Embracing Spanish culture
La Comunidad learning community helps students ease into the Spanish language
By Marie Dunn-Harris
Stacey Dickerson is anxiously awaiting her last semester to begin at BGSU. Instead of beginning classes on campus, she’ll be studying abroad in Spain for a second time. Studying overseas is not an easy decision to make, but being in the Spanish learning community, La Comunidad, has helped her to better prepare.
“It’s a place where you can speak without feeling judged or feeling out of place,” Dickerson said. “Classroom learning is great, but to be able to speak Spanish to people on a regular basis without feeling like I was going to mess up was key for me.”
There are 26 students from 13 different majors in La Comunidad this year. Director Carmen Alvarez has been with the program for four years and has been involved in helping it grow.
“The purpose of the community is to bring an environment where the students feel confident talking in a foreign language with each other,” she said.
BGSU has more than 15 Learning Communities with special interests, helping students to ease into the transition from high school to college. Students also have a strong sense of belonging, which leads to a better connection to the University, increasing their chances of staying and graduating.
"Students in learning communities really get to experience all of what makes BGSU an exceptional place to learn. Each of our communities offer amazing and unique cultural experiences - La Comunidad is no exception," said Jodi Devine, director of Residential Communities.
Dickerson, who worked as a Residence Hall Advisor, was asked to be the RA for La Comunidad because of her minor in Spanish.
“By living in the community, many of us are in the same Spanish classes and we’re able to help each other and learn more than some of our other classmates.

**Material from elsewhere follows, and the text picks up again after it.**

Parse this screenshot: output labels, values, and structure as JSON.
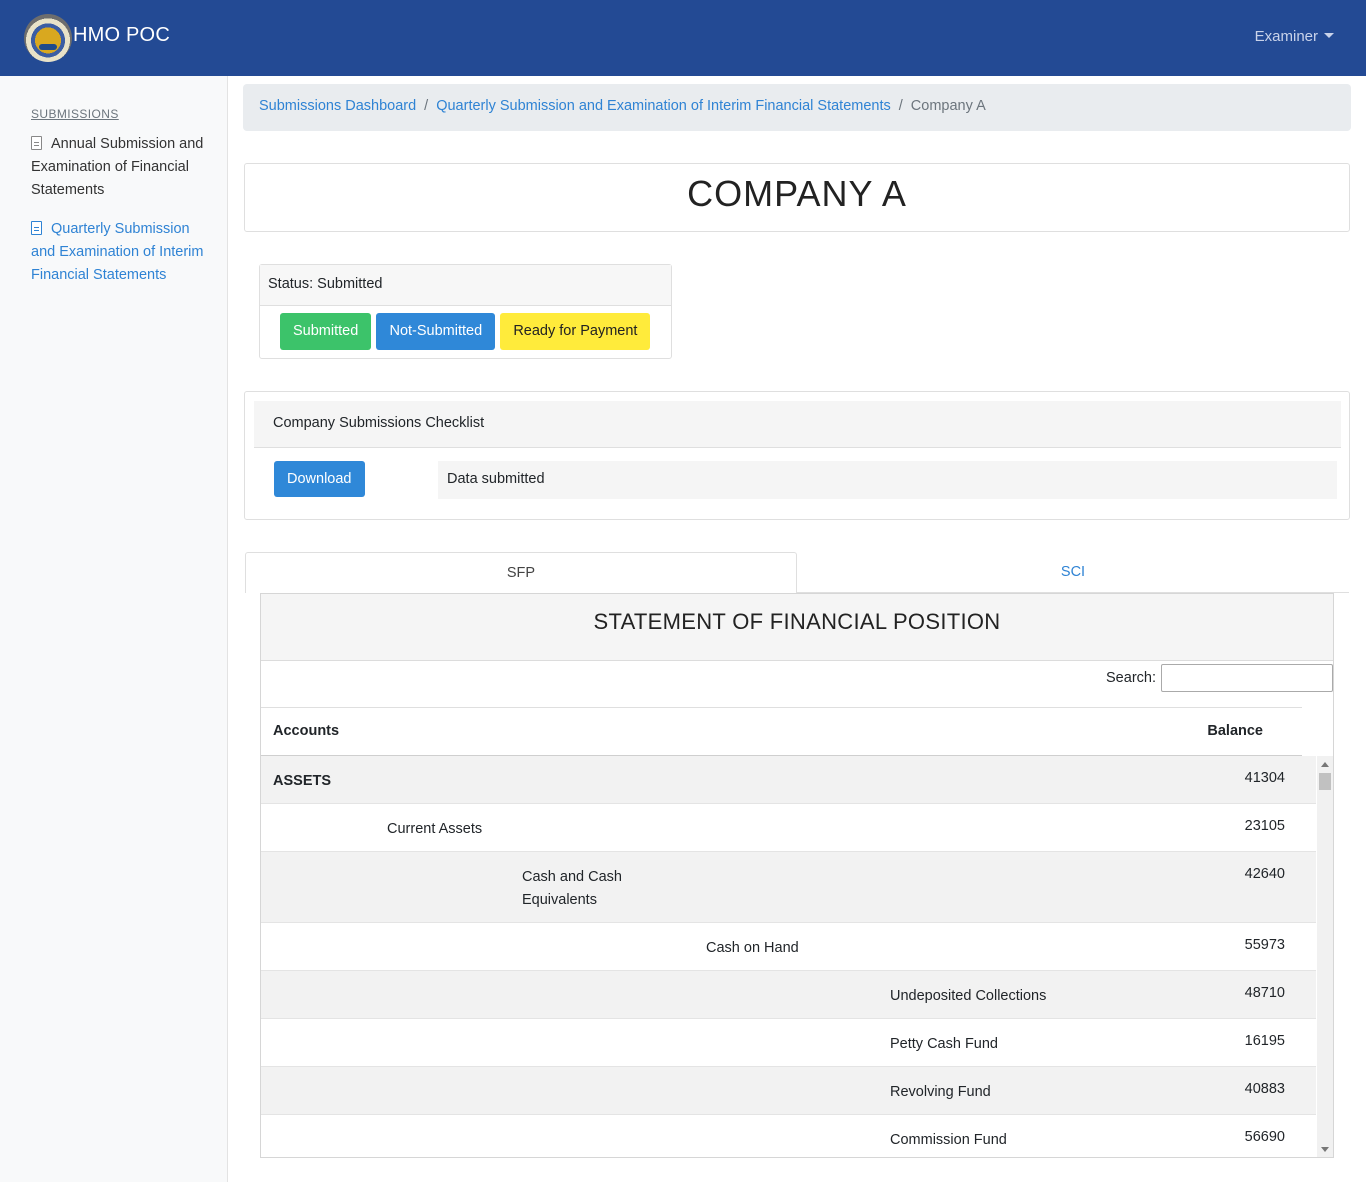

It’s just so helpful,” she said.
Dickerson was able to study in Spain last summer because she was a Spanish minor. She enjoyed the experience and language so much that she decided to make Spanish her major. She is returning to Spain in the fall with 11 of her La Comunidad residents.
“It was the best experience of my entire life,” she said. “Being immersed in a language that you love is just amazing. It was life changing and I can’t imagine where I would be if I hadn’t made the decision to study abroad.”
Residents in La Comunidad also do volunteer work off campus.
“We do community service and several events throughout the year with La Conexion, which is a non-profit Wood County organization,” said Alvarez.
Dickerson enjoys her time with La Conexion, where she has made valuable connections.
“I’ve been lucky enough to tutor the children whose parents take English classes,” she said. “Their parents can’t help them with English homework because of the language barrier.”
La Comunidad also hosts movie nights, game nights and monthly cultural dinners called Cena Con Amigos (dinner with friends), which are Dickerson’s favorite.
“Everyone has their own separate majors but there’s just something about a gathering with a big meal that brings everyone closer,” she said. “We’re free to speak Spanish and it gives us a chance to experience different foods and get to know each other.”
La Comunidad is part of the Department of Romance and Classical Studies and works closely with the Latino Student Union. Although many students who reside within the community are directly affiliated with the Spanish department at BGSU, it is not a requirement to be a Spanish major or minor.
“The students all want to either learn more about the culture or they have an interest in and want to practice their Spanish,” Alvarez said.
Students return to La Comunidad year after year. In May, the community will have its first full graduating class comprised of students who all started together their first year at BGSU.
As for Dickerson, she plans to apply for the Fulbright Scholar Program and hopes to teach English in a Spanish-speaking country.